* _PROMPT_
From the entries, copy out every line in which the word "diagram" is found.

* _TASK INPUTS_
*** Begin section ***

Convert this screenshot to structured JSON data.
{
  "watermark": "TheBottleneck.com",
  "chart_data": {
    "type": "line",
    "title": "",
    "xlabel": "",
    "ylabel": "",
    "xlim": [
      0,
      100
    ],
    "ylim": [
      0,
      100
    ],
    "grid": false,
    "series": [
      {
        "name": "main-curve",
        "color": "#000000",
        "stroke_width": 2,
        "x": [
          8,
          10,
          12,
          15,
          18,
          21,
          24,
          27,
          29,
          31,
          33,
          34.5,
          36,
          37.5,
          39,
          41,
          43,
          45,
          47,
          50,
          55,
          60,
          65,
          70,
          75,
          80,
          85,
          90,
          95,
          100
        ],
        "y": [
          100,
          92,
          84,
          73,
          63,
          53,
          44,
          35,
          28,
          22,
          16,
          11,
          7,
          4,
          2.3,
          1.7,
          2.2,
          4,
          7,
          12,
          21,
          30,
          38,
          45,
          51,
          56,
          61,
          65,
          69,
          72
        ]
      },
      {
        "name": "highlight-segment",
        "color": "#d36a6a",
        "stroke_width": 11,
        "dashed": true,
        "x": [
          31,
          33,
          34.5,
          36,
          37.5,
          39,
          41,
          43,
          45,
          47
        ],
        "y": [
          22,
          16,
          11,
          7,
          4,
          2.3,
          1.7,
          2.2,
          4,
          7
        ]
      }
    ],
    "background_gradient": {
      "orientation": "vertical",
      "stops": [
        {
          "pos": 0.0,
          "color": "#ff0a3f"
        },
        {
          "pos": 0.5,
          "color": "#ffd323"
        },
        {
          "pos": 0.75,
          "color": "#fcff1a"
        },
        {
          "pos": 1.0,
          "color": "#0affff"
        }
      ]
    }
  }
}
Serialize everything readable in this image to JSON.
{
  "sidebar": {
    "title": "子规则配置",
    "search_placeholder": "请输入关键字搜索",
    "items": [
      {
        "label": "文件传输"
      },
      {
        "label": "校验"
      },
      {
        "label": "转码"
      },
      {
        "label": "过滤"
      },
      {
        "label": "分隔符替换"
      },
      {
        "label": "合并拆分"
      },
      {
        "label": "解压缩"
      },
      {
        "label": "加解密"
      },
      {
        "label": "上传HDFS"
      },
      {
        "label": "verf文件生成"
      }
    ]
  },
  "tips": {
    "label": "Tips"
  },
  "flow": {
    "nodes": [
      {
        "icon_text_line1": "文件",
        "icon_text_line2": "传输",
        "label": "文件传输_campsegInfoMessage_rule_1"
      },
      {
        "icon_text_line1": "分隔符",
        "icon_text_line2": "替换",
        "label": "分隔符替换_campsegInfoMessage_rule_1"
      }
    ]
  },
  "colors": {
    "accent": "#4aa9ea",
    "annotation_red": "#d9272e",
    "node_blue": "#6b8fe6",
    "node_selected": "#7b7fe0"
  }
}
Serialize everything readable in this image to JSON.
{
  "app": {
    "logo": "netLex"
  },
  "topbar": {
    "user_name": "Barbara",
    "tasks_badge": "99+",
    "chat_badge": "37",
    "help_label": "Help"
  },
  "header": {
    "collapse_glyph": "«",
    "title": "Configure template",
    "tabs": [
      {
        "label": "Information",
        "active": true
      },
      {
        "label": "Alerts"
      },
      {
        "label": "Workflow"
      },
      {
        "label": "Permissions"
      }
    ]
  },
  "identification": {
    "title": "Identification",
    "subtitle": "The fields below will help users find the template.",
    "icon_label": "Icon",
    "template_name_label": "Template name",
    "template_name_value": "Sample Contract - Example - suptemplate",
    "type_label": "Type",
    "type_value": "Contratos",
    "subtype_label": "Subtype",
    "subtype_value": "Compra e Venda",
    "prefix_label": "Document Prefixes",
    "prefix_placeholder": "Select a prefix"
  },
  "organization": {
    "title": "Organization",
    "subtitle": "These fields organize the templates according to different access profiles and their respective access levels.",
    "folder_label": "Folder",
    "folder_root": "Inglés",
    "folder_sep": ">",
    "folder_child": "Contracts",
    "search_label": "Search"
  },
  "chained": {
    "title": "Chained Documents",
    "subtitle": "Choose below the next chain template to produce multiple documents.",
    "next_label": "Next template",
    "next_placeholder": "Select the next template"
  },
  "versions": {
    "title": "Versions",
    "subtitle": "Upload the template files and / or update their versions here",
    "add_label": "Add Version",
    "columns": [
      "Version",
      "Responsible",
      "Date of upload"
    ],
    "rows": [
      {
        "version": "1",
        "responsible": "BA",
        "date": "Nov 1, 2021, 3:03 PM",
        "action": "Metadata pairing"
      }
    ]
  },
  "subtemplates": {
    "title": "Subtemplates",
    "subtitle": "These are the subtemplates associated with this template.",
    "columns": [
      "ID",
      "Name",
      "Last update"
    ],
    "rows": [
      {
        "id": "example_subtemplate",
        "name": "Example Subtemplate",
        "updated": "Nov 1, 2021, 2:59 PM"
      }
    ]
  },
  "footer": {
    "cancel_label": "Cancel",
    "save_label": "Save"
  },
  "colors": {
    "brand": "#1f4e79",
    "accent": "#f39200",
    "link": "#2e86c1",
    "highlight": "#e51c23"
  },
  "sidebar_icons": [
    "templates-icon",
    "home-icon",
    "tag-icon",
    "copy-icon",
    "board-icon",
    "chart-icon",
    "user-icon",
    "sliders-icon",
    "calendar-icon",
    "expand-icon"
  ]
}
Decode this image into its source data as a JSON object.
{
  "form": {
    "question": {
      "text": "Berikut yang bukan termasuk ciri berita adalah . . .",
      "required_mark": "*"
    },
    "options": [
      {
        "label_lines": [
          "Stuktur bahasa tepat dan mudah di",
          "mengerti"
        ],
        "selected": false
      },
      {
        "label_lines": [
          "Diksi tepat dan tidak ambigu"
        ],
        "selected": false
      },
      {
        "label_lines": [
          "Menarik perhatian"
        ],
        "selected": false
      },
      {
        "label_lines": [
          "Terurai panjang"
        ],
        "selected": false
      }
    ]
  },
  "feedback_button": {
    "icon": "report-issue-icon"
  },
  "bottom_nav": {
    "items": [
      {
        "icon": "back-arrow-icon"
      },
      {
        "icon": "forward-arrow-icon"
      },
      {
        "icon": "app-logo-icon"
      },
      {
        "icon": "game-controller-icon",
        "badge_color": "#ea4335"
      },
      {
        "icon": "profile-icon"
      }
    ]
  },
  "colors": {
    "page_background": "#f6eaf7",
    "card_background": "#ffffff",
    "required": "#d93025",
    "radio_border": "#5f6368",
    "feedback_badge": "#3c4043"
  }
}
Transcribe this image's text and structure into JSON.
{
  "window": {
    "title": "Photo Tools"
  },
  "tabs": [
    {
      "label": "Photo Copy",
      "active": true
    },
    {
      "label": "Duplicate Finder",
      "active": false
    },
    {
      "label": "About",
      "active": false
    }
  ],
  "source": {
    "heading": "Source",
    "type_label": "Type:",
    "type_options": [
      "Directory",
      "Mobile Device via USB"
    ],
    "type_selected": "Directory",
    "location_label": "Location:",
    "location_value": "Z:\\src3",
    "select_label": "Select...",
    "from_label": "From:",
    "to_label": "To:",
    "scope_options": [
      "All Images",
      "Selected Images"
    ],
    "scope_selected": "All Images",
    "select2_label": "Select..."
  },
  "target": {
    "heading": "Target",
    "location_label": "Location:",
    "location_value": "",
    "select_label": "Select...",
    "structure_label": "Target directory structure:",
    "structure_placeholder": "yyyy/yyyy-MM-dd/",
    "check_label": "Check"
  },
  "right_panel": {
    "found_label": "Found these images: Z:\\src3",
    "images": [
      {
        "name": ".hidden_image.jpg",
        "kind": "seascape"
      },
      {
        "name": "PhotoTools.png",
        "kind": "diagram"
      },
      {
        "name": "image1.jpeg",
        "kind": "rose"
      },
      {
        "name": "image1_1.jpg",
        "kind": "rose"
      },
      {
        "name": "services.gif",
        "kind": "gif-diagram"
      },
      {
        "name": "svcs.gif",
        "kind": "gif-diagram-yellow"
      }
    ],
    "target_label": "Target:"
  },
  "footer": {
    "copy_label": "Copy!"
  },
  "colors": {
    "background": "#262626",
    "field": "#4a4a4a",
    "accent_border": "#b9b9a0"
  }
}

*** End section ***

* _ANSWER BELOW_
        "kind": "diagram"
        "kind": "gif-diagram"
        "kind": "gif-diagram-yellow"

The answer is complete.